Canidae (dogs) in the order Carnivora
The red fox is doglike in appearance, with an elongated, pointed muzzle; large, pointed ears that are usually held erect and forward; moderately long legs; and a long, heavily furred, bushy tail that is circular in cross section. The fur is long, thick, and soft. The pupil of the eye is vertically elliptical (oval). Upperparts are reddish yellow, becoming slightly darker on the back. The tail is similar but mixed with black and tipped with white. The nose pad is black, and the backs of the ears blackish. The cheeks, throat, and belly are whitish. The legs and feet are black. The iris of the eye is tawny.
In Missouri, nearly all individuals exhibit the typical red color. Black, silver, and other color variations are possible, especially in the commercial fur industry, but the only alternate color phase represented in our state is the very rare cross fox, which has a dark band down the back and across the shoulders. All of the several alternate color phases have a white tail tip.
Similar species: The gray fox (Urocyon cinereoargenteus) is grayish, with a slightly smaller size, black-tipped tail that is triangular (not circular) in cross-section, a dark brown (not tawny) iris of the eye, and coarse body fur.
Total length: 12½–46 inches; tail length: 11½–16 inches; weight: 7½–15 pounds. Males are slightly larger and heavier than females.
Red foxes prefer the borders of forested areas and adjacent open lands, avoiding dense and extensive forests. During most of the year, red foxes sleep on the ground in a convenient, sheltered spot. During the breeding season, though, they provide a den for the young.
Rabbits, mice, and rats form the bulk of the diet. Additional items include other small wild mammals, wild birds, insects, and only a small amount of plant material (mostly persimmon fruits). Some 18 percent of the diet by volume is made of livestock and poultry, but the economic loss is not as great as it appears because doubtless some of this is carrion. When available, about a pound of meat is eaten at a feeding.
Statewide, but the red fox is more common in the northern and western sections of the state.
The statewide population has been in a long-term decline and remains at a low level. This long-term decline may be the result of competition with coyotes and bobcats. Continent-wide, red fox populations fluctuate in number, but these are generally local occurrences and not widespread cycles. Such fluctuations are apparently influenced by the abundance or scarcity of the food supply. Disease and parasites could also have an effect.
The onset of breeding season is indicated by an increased amount of nocturnal barking. Mating may occur from late December to March, but January and February are the usual months. The single annual litter is generally born in March or April. Most litters contain 4–7 kits. The kits begin to come out of the nest when they are about a month old, and at about 10 weeks, they leave the den area for the first time to accompany their parents on hunting trips. The family disperses in the fall. Foxes are chiefly nocturnal but may come out during day, especially at dawn and dusk.

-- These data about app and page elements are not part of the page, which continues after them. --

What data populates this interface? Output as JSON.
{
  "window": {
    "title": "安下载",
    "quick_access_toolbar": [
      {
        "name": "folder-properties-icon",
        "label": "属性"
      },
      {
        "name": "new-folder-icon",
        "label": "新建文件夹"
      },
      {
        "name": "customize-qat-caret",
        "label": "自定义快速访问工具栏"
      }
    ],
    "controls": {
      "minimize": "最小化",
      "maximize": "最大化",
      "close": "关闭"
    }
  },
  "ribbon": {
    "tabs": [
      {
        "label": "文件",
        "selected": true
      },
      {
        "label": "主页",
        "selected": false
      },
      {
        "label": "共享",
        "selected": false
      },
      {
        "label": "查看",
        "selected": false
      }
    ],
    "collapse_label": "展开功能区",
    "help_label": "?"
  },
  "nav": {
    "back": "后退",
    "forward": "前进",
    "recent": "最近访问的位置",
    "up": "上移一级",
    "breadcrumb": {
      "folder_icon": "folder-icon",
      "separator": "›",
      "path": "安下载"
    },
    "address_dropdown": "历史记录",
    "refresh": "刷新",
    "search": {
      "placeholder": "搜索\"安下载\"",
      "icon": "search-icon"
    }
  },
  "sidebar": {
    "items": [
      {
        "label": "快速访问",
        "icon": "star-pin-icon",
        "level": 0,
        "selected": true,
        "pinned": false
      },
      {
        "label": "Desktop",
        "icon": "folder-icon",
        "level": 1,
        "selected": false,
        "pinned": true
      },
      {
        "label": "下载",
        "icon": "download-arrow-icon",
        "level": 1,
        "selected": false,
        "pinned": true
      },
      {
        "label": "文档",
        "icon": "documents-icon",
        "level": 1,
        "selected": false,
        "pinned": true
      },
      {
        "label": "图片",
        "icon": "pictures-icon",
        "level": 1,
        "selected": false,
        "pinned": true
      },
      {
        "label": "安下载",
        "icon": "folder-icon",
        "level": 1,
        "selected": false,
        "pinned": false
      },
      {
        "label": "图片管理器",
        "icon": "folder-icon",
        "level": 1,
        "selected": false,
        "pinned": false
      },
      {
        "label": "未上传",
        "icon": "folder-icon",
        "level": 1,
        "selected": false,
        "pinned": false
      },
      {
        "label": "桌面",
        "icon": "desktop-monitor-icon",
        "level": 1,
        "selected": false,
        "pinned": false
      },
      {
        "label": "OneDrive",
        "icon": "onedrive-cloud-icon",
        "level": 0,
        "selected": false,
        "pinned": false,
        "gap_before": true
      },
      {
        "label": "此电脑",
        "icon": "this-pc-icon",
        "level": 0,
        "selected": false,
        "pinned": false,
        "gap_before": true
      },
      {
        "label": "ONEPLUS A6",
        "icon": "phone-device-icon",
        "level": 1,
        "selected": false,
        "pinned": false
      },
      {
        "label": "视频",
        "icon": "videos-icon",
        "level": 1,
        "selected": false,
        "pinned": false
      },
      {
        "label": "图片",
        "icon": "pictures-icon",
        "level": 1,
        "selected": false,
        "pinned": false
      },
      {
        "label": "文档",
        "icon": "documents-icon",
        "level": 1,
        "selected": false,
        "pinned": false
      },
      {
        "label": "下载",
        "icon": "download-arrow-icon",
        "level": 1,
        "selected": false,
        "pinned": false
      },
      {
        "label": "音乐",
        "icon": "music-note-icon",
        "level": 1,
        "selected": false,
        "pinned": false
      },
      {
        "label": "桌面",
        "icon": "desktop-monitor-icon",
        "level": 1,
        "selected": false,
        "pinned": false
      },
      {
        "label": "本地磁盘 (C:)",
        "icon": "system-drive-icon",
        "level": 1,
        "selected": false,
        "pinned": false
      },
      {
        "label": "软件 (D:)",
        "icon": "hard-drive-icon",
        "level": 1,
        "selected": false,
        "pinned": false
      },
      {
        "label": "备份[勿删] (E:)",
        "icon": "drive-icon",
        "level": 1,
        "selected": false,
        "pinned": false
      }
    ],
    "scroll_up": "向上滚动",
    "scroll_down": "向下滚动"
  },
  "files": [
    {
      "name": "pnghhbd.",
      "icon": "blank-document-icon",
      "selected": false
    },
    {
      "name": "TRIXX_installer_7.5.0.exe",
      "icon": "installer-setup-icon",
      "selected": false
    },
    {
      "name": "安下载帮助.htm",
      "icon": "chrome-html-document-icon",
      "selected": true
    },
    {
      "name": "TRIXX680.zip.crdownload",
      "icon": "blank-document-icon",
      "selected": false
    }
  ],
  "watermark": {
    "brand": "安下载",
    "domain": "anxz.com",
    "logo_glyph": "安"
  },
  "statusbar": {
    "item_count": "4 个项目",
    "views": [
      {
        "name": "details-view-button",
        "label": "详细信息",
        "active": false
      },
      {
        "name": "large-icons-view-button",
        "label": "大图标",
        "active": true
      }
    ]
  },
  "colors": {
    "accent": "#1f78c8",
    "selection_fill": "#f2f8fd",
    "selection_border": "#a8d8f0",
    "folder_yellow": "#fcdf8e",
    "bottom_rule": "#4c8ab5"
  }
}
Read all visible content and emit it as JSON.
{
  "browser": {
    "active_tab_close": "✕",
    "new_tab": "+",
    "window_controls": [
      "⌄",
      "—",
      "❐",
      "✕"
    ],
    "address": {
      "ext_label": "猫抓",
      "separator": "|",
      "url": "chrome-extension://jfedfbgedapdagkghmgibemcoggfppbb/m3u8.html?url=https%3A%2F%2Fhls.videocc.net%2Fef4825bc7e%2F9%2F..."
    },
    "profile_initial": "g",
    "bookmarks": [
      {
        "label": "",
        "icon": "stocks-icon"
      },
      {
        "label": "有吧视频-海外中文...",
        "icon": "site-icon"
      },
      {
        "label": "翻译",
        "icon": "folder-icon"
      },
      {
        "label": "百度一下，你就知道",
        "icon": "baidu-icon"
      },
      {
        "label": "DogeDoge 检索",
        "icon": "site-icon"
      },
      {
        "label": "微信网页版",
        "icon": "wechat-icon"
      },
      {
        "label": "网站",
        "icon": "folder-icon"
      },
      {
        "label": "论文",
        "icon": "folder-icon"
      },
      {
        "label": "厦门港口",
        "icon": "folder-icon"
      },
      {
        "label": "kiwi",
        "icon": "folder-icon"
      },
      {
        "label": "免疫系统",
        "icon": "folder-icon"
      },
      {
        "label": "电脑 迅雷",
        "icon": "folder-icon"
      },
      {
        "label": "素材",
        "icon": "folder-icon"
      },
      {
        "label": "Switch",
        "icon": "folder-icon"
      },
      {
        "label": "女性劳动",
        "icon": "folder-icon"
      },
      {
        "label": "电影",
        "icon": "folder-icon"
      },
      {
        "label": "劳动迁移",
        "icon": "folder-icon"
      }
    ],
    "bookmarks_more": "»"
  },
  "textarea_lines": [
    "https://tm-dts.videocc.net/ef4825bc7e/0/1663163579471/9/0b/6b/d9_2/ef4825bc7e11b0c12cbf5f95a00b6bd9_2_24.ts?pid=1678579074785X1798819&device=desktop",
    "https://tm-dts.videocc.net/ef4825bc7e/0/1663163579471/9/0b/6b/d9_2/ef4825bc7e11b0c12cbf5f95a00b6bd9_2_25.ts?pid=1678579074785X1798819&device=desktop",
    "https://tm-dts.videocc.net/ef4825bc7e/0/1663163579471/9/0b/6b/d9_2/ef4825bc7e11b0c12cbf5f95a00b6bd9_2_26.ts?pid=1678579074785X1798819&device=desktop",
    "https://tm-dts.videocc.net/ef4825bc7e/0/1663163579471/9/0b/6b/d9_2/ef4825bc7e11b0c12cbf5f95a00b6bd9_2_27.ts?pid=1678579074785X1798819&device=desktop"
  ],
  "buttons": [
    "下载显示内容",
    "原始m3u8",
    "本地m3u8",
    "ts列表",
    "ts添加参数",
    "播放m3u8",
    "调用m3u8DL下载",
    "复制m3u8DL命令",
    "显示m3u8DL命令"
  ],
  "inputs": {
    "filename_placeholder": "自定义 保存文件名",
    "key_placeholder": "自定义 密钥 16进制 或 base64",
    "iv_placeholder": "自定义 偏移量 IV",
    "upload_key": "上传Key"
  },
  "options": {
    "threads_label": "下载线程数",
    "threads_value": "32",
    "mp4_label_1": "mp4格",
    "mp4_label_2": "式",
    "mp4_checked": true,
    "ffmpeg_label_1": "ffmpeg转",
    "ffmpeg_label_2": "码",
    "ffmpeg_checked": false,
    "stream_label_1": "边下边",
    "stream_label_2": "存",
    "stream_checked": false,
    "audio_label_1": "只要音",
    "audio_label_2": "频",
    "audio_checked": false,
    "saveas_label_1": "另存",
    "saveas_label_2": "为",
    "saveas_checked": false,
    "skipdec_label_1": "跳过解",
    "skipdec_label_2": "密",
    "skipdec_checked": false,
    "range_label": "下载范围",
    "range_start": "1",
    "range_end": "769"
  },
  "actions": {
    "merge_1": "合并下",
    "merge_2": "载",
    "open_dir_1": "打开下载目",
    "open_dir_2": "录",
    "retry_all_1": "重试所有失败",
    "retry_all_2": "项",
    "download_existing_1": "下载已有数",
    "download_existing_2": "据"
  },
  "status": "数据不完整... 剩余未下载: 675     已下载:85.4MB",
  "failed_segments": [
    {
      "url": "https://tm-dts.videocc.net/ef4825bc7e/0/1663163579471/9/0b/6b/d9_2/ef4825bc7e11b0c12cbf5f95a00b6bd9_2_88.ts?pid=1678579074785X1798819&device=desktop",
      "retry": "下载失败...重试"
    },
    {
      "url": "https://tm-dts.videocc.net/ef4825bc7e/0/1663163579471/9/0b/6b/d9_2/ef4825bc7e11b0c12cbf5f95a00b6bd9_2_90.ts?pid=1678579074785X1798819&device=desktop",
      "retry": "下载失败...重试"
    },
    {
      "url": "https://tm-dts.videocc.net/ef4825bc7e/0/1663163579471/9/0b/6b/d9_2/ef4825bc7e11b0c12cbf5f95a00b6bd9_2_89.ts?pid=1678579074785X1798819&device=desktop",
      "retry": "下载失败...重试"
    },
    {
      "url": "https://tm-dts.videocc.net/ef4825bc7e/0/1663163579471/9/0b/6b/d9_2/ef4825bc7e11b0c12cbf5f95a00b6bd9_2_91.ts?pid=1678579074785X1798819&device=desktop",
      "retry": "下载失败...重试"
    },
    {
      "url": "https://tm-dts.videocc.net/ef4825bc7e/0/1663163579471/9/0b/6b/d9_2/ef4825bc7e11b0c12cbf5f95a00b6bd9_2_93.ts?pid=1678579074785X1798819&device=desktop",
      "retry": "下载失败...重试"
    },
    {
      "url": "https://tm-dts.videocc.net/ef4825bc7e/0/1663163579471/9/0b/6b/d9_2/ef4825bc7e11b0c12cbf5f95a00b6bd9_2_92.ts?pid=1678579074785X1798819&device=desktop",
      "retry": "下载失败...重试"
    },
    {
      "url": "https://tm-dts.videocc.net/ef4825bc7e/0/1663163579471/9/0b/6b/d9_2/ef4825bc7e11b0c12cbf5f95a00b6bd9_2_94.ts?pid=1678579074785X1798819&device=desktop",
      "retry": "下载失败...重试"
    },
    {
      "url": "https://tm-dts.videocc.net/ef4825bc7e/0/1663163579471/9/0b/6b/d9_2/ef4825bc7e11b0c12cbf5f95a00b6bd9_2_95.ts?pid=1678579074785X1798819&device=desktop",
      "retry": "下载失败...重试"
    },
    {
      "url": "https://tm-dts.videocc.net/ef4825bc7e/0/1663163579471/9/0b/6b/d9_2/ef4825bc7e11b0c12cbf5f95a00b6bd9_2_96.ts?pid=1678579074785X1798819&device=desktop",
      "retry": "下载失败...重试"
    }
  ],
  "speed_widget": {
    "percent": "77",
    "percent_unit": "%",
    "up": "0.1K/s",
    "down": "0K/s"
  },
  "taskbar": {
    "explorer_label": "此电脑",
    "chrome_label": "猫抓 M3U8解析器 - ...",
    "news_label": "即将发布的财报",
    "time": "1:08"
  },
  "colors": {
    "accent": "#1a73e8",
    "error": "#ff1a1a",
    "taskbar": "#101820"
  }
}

Foxes are trapped for their fur, which is used for trimming, scarves, coats, jackets, and hats. Silver foxes are reared on farms for their fur.
The common name of this animal, “fox” is the Anglo-Saxon name for this animal and refers to its crafty behavior.
In the twenty-first century, hunters still respect and appreciate foxes for their ability to elude. Fox hunting with hounds is considered great sport, and the raising of foxhounds is an accessory business and pleasure. Foxes are also called into gun range with a decoy call that imitates the voice of a frightened rabbit or a small rodent.
Where foxes are numerous, economic loss can be avoided by reducing the vegetation around poultry houses, providing an enclosed area for chickens, having an alert dog to guard them, and trapping the offending fox individuals.
Foxes feed on rodents and help check these abundant animals.
When food is plentiful, a red fox typically kills more than it eats and buries the surplus in the ground or covers it with grass or leaves. Foxes often capture and store shrews and moles, but they rarely eat them.
Some of the food foxes cache is discovered and eaten by skunks, crows, owls, hawks, or other foxes.
More than 70 species of wild mammals live in Missouri: opossums; shrews and moles; bats; rabbits; woodchuck, squirrels, beaver, mice, voles, and other rodents; coyote, foxes, bear, raccoon, weasels, otter, mink, skunks, bobcat, and other carnivores; deer and elk; and more. Most of us recognize mammals easily — they have fur, are warm-blooded, nurse their young, and breathe air.